Every record below is to be retyped exactly, with the pictures left out.

=-=-=-=-=

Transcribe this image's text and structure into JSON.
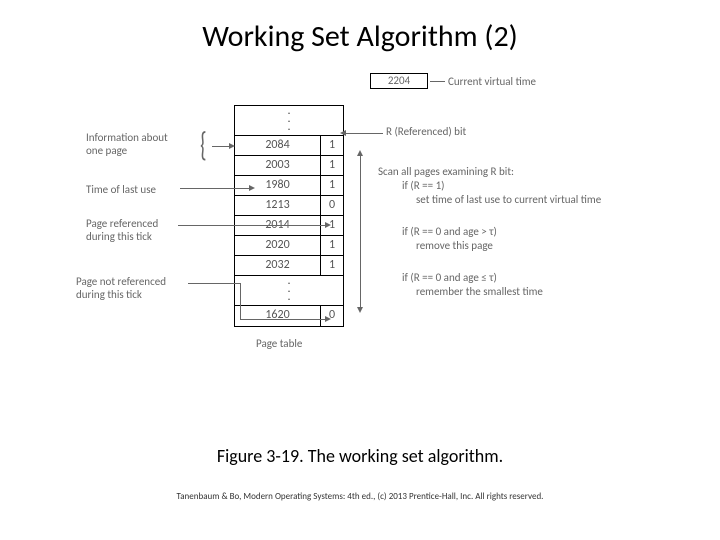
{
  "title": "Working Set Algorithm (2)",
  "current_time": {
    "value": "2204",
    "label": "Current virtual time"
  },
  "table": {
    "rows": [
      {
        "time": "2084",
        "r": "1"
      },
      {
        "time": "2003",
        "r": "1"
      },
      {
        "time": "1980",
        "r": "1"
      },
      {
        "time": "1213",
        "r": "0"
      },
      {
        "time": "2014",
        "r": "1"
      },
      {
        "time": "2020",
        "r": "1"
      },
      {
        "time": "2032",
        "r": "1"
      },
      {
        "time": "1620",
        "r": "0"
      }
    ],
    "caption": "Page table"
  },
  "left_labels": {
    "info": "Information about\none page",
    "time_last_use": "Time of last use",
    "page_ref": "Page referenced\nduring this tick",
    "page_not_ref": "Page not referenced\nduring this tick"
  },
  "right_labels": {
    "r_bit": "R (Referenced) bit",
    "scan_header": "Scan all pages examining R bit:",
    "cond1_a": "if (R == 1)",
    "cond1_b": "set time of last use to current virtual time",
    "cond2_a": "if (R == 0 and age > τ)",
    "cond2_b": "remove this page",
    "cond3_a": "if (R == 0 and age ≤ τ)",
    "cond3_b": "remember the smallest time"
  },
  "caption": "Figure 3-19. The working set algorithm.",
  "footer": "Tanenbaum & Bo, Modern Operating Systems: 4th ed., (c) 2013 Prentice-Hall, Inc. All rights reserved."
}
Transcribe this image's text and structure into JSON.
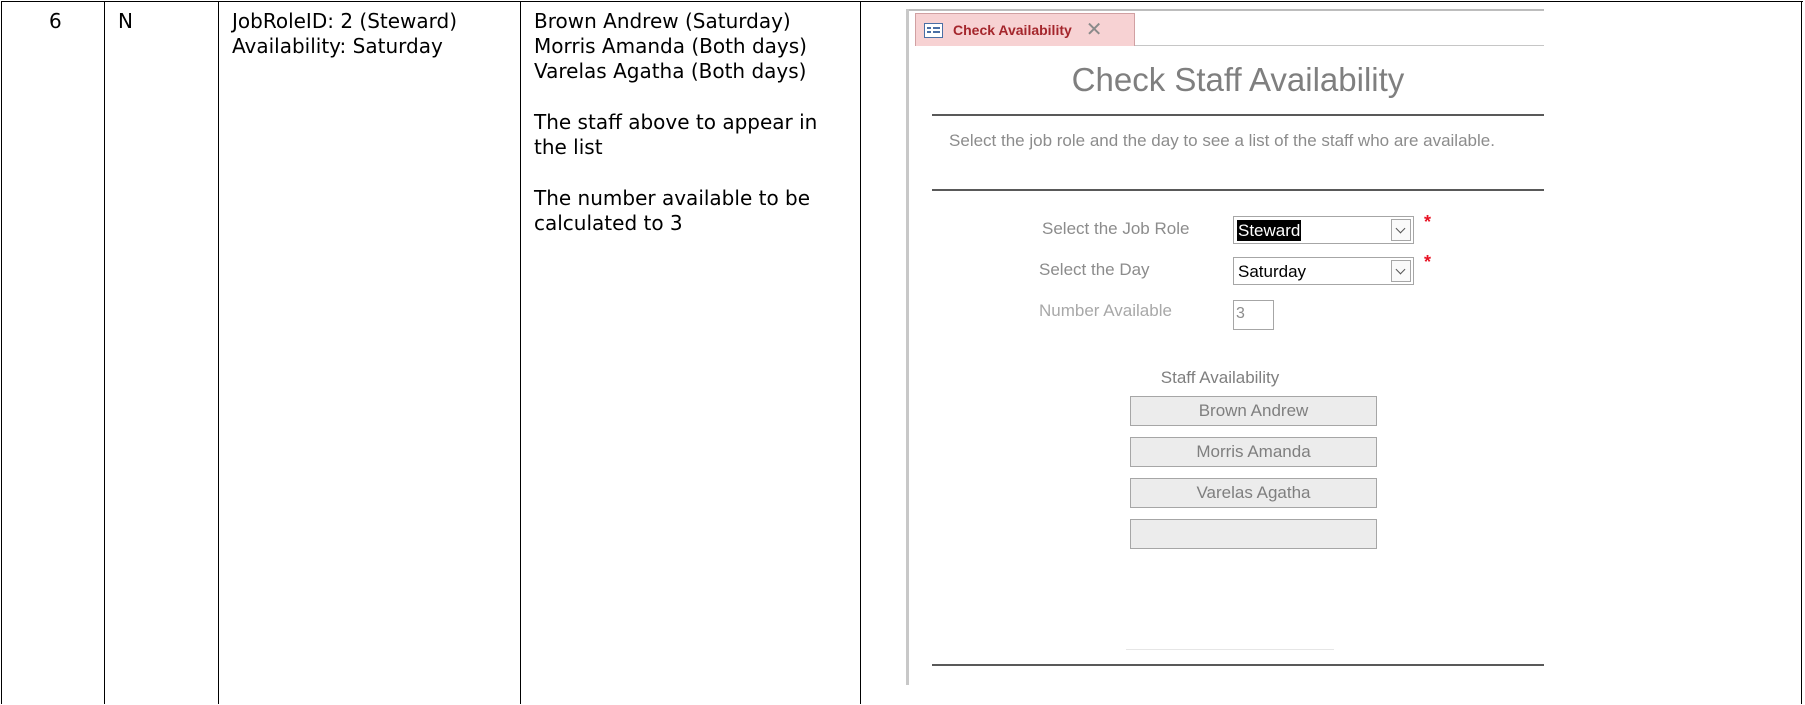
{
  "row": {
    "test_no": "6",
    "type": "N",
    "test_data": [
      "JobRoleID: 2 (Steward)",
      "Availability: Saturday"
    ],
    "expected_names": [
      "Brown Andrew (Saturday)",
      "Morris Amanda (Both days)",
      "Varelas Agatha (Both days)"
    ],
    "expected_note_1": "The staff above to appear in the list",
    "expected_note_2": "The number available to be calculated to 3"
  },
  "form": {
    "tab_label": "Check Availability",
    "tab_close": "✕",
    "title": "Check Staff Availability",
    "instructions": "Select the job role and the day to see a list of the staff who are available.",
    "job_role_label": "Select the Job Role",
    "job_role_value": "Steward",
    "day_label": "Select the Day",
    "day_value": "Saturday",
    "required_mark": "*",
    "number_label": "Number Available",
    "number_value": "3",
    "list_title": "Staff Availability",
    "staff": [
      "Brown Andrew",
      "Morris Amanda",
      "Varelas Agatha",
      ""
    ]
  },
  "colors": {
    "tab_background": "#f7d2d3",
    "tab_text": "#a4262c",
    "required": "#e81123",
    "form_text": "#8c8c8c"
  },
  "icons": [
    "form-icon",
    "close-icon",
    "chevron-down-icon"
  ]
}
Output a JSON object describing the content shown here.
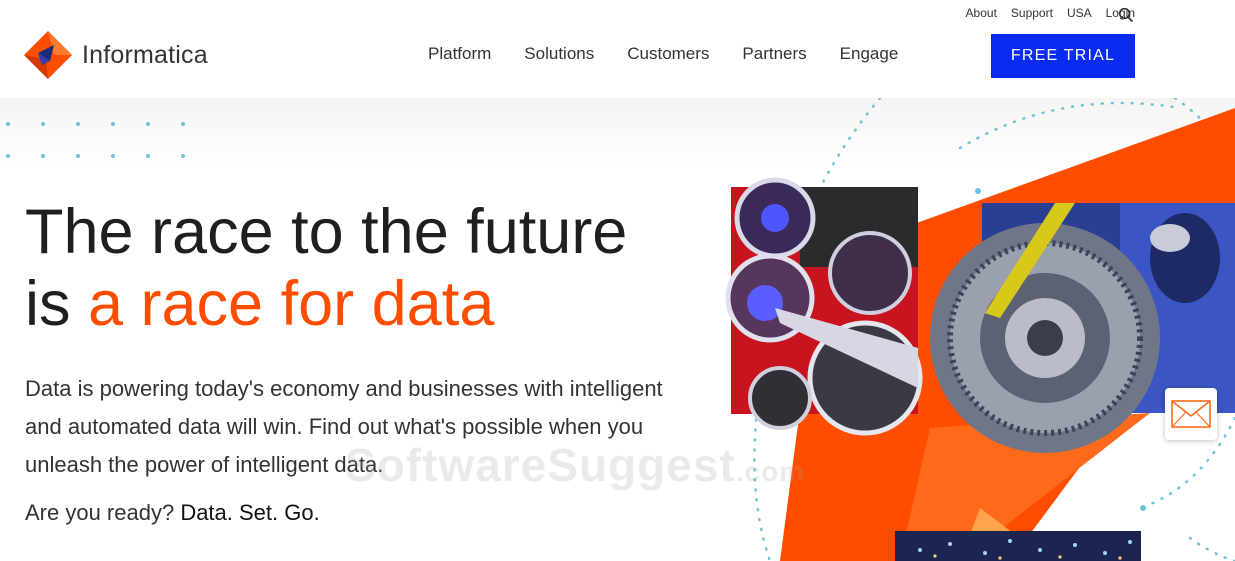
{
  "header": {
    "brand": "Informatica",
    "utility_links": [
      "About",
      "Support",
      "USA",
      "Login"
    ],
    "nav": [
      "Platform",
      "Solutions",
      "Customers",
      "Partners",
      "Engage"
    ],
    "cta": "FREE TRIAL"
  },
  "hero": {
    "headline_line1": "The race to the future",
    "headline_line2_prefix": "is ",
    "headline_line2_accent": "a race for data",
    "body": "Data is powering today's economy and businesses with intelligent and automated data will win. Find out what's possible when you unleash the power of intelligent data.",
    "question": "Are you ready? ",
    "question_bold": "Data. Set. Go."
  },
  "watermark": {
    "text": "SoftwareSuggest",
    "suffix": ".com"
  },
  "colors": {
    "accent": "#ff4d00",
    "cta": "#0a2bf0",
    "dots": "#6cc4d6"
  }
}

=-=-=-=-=

Output for this exercise:
Transcribe this image's text and structure into JSON.
{
  "title": "Working Set Algorithm (2)",
  "current_time": {
    "value": "2204",
    "label": "Current virtual time"
  },
  "table": {
    "rows": [
      {
        "time": "2084",
        "r": "1"
      },
      {
        "time": "2003",
        "r": "1"
      },
      {
        "time": "1980",
        "r": "1"
      },
      {
        "time": "1213",
        "r": "0"
      },
      {
        "time": "2014",
        "r": "1"
      },
      {
        "time": "2020",
        "r": "1"
      },
      {
        "time": "2032",
        "r": "1"
      },
      {
        "time": "1620",
        "r": "0"
      }
    ],
    "caption": "Page table"
  },
  "left_labels": {
    "info": "Information about\none page",
    "time_last_use": "Time of last use",
    "page_ref": "Page referenced\nduring this tick",
    "page_not_ref": "Page not referenced\nduring this tick"
  },
  "right_labels": {
    "r_bit": "R (Referenced) bit",
    "scan_header": "Scan all pages examining R bit:",
    "cond1_a": "if (R == 1)",
    "cond1_b": "set time of last use to current virtual time",
    "cond2_a": "if (R == 0 and age > τ)",
    "cond2_b": "remove this page",
    "cond3_a": "if (R == 0 and age ≤ τ)",
    "cond3_b": "remember the smallest time"
  },
  "caption": "Figure 3-19. The working set algorithm.",
  "footer": "Tanenbaum & Bo, Modern Operating Systems: 4th ed., (c) 2013 Prentice-Hall, Inc. All rights reserved."
}
Transcribe this image's text and structure into JSON.
{
  "row": {
    "test_no": "6",
    "type": "N",
    "test_data": [
      "JobRoleID: 2 (Steward)",
      "Availability: Saturday"
    ],
    "expected_names": [
      "Brown Andrew (Saturday)",
      "Morris Amanda (Both days)",
      "Varelas Agatha (Both days)"
    ],
    "expected_note_1": "The staff above to appear in the list",
    "expected_note_2": "The number available to be calculated to 3"
  },
  "form": {
    "tab_label": "Check Availability",
    "tab_close": "✕",
    "title": "Check Staff Availability",
    "instructions": "Select the job role and the day to see a list of the staff who are available.",
    "job_role_label": "Select the Job Role",
    "job_role_value": "Steward",
    "day_label": "Select the Day",
    "day_value": "Saturday",
    "required_mark": "*",
    "number_label": "Number Available",
    "number_value": "3",
    "list_title": "Staff Availability",
    "staff": [
      "Brown Andrew",
      "Morris Amanda",
      "Varelas Agatha",
      ""
    ]
  },
  "colors": {
    "tab_background": "#f7d2d3",
    "tab_text": "#a4262c",
    "required": "#e81123",
    "form_text": "#8c8c8c"
  },
  "icons": [
    "form-icon",
    "close-icon",
    "chevron-down-icon"
  ]
}
Output a JSON object describing the content shown here.
{
  "header": {
    "brand": "Informatica",
    "utility_links": [
      "About",
      "Support",
      "USA",
      "Login"
    ],
    "nav": [
      "Platform",
      "Solutions",
      "Customers",
      "Partners",
      "Engage"
    ],
    "cta": "FREE TRIAL"
  },
  "hero": {
    "headline_line1": "The race to the future",
    "headline_line2_prefix": "is ",
    "headline_line2_accent": "a race for data",
    "body": "Data is powering today's economy and businesses with intelligent and automated data will win. Find out what's possible when you unleash the power of intelligent data.",
    "question": "Are you ready? ",
    "question_bold": "Data. Set. Go."
  },
  "watermark": {
    "text": "SoftwareSuggest",
    "suffix": ".com"
  },
  "colors": {
    "accent": "#ff4d00",
    "cta": "#0a2bf0",
    "dots": "#6cc4d6"
  }
}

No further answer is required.